ACTIVITY
Search the entries for the word "value" and return every line where it is found.

==*==

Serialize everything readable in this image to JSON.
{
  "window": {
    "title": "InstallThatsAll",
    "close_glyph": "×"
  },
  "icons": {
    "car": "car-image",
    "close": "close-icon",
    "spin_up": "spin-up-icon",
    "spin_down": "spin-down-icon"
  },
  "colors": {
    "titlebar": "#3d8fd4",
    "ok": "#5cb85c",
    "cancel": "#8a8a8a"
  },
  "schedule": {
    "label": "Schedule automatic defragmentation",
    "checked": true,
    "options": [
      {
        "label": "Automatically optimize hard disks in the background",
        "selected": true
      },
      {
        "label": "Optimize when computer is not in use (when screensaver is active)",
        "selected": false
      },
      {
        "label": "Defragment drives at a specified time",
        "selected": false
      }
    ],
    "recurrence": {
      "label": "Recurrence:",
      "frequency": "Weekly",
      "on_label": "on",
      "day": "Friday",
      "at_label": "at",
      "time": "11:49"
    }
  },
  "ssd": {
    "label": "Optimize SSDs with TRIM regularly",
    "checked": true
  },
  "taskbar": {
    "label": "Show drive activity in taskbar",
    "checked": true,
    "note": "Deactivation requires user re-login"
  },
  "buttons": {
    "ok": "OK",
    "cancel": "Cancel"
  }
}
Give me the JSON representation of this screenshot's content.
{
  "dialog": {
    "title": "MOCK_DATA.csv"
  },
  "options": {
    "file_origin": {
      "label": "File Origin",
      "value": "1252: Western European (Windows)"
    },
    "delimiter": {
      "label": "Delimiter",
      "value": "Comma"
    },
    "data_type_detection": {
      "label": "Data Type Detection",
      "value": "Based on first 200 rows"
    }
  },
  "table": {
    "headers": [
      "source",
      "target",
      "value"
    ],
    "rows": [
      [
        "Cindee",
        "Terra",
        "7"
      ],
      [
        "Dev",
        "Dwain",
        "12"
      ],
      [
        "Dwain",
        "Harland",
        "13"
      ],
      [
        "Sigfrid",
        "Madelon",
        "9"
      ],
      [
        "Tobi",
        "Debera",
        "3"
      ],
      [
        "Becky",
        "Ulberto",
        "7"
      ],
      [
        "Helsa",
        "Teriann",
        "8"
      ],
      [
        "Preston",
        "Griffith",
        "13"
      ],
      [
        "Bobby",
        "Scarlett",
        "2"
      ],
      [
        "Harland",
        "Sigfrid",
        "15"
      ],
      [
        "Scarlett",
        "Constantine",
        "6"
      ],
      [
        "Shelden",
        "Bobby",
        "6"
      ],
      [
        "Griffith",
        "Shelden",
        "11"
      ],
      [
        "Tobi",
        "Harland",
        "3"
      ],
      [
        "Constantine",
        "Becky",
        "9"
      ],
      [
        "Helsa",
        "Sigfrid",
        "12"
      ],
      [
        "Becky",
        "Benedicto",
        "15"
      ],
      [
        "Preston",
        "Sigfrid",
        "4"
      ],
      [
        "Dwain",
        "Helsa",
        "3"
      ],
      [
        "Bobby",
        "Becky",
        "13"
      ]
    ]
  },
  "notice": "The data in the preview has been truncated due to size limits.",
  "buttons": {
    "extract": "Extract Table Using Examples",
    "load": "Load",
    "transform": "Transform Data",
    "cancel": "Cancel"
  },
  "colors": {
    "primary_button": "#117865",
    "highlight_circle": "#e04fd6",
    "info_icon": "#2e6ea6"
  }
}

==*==

WRITTEN SOLUTION
      "value": "1252: Western European (Windows)"
      "value": "Comma"
      "value": "Based on first 200 rows"
      "value"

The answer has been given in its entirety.